Gregg adds that liberals won’t have to renounce objective economic truths or compromise their principles of limited government, liberty, and individualism to shift the scope and object of their arguments. This is due to a broader civilizational vision that markets operate within but are not the sole goal.
Another thing we need to talk about when it comes to things like rule of law is why it isn’t just lending itself to more efficient markets, but why rule of law reflects the higher lights of who we are as human beings. These rules reflect commitments to certain goods that are always good for human beings…or when it comes to trade questions. Yes, it’s materially beneficial, but we should also see this as extending the civilization of natural liberty…we need to create the sense that markets and good economic policy forms part of a wider civilizational endeavor.
Gregg’s final message is one of conversation and adaptation. It’s crucial for those who believe in liberty to engage in realms other than tax policy or the ideal size of the federal reserve. After all, what would Friedrich Hayek or Adam Smith think of liberals shying away from moral debates? To Gregg, present liberals need to embrace the thought process of past great liberal thinkers instead of shifting away.

“We need more Adam Smith thinking.”


1. Gregg states that free marketers need to develop new arguments for a “wider civilizational endeavor.” What is this endeavor?

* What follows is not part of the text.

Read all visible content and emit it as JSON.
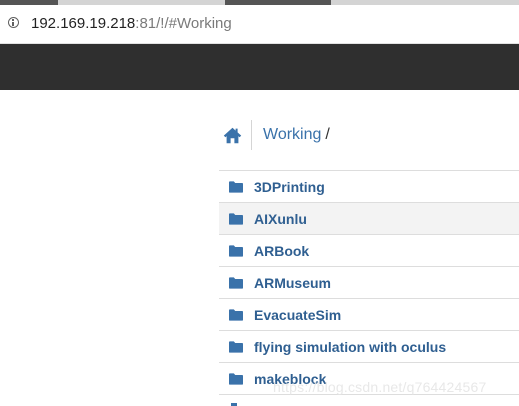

What is the broader plan for a freer society?

2. Classical liberal often get tied to the right or the Republican party due to valuing limited government and economic freedom. How can classical liberal arguments be phrased to distance themselves from the right (and the left) while  centering their own values?

3. Gregg pinpoints 2008 as the catalyst for a turn away from free market liberalism and towards top-down state capitalism. This is seen in the millennial and generation z population who increasingly identify as socialists. How can liberal arguments be tailored to address the issues young people are invested in such as income equality, environmentalism, and racial justice?

4. Gregg pins down rent seeking to the progressive era and as a fault of state capitalism. However, rent seeking existed significantly in the American economy before the progressive era. What about the monopolies that progressive anti-trust regulation broke up?

5. During the podcast Gregg lays out how accelerating American state capitalism has an opportunity cost, namely protecting private property, enforcing rule of law, or ensuring national defense. In what ways has the United States declined in these fields?

Related materials
EconLib Guide to the Financial Crisis of 2008
Alan Wolfe on Liberalism, an EconTalk podcast episode
Alberto Mingardi on Klein's battle for "liberalism", Econlib
Samuel Gregg, Trade, Nations, and War in an Enlightened Age, at Law & Liberty
Is Globalization in Retreat? A Conversation with Samuel Gregg at Law & Liberty
Murray Rothbard, Free Market, in the Concise Encyclopedia of Economics